Massage is most beneficial when offered daily but may be given up to twice a day and for as long as the infant wants. The ‘quiet alert’ time is the best time to massage. This is the period following a sleep when the baby is lying quietly and looking around. It is best not to combine massage with bathing until the baby is at least five months old as it may prove too stimulating for them. When performed together give the massage after bathing. For safety reasons it is best to massage on a towel or blanket on the floor and various positions are available.
When selecting oil for infant massage it is important to use natural, cold-pressed, organic oil. This will ensure that any residue is harmless if ingested by the baby. Natural oils such as sesame oil (medium texture) almond oil (thicker texture) and apricot kernel oil (lighter texture) are well absorbed with excellent moisturising properties. Sesame oil contains Vitamin A, B and E and is a natural anti-inflammatory, antioxidant and antibacterial with a good texture.
Never use cooking oils as they are modified for their desired purpose and avoid the use of essential oils, also. Some have been linked to endocrine disruption and associated with Prepubertal Gynecomastia. Always test for sensitivity before commencing massage with a new variety of oil.
IMIS believes that there are many benefits associated with massage - both for the infant and the parent or care giver. These include:
There are certain situations when massage is not permitted. These include:

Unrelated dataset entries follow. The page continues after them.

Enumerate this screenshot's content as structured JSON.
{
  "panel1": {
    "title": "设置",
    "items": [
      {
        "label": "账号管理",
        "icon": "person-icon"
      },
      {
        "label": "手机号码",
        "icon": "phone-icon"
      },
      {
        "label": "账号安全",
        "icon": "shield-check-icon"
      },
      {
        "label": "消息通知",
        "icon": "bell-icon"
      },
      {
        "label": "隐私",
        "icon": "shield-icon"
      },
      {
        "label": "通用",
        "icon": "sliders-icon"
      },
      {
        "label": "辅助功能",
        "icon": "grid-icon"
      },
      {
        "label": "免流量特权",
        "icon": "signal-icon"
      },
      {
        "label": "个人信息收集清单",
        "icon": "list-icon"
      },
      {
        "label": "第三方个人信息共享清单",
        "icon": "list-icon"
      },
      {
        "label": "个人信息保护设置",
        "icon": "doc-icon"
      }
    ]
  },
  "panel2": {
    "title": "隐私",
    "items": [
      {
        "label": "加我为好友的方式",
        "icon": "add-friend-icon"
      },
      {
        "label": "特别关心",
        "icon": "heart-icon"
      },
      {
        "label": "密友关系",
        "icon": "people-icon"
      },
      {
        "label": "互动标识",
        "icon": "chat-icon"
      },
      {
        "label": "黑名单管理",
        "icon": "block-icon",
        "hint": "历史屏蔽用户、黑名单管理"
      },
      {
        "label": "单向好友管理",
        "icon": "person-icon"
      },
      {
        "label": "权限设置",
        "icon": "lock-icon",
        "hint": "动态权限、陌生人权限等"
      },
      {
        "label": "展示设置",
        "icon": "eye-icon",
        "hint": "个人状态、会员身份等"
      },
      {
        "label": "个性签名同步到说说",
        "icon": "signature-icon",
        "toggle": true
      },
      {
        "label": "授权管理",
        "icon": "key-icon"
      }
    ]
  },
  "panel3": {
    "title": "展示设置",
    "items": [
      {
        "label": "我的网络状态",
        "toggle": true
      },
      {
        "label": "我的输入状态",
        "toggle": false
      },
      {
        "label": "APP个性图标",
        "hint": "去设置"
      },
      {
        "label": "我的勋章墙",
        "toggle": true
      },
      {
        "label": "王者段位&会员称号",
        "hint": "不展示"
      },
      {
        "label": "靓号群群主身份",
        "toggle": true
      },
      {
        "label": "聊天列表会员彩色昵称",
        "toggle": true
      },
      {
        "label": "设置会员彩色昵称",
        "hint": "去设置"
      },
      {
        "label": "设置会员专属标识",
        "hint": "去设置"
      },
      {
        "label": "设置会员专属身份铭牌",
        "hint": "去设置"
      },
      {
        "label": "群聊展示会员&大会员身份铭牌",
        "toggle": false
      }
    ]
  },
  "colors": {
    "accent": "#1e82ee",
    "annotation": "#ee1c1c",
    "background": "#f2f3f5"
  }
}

During times of fever and illness gentle massage may be given if the infant consents, taking care not to elevate the temperature or overstimulate the child.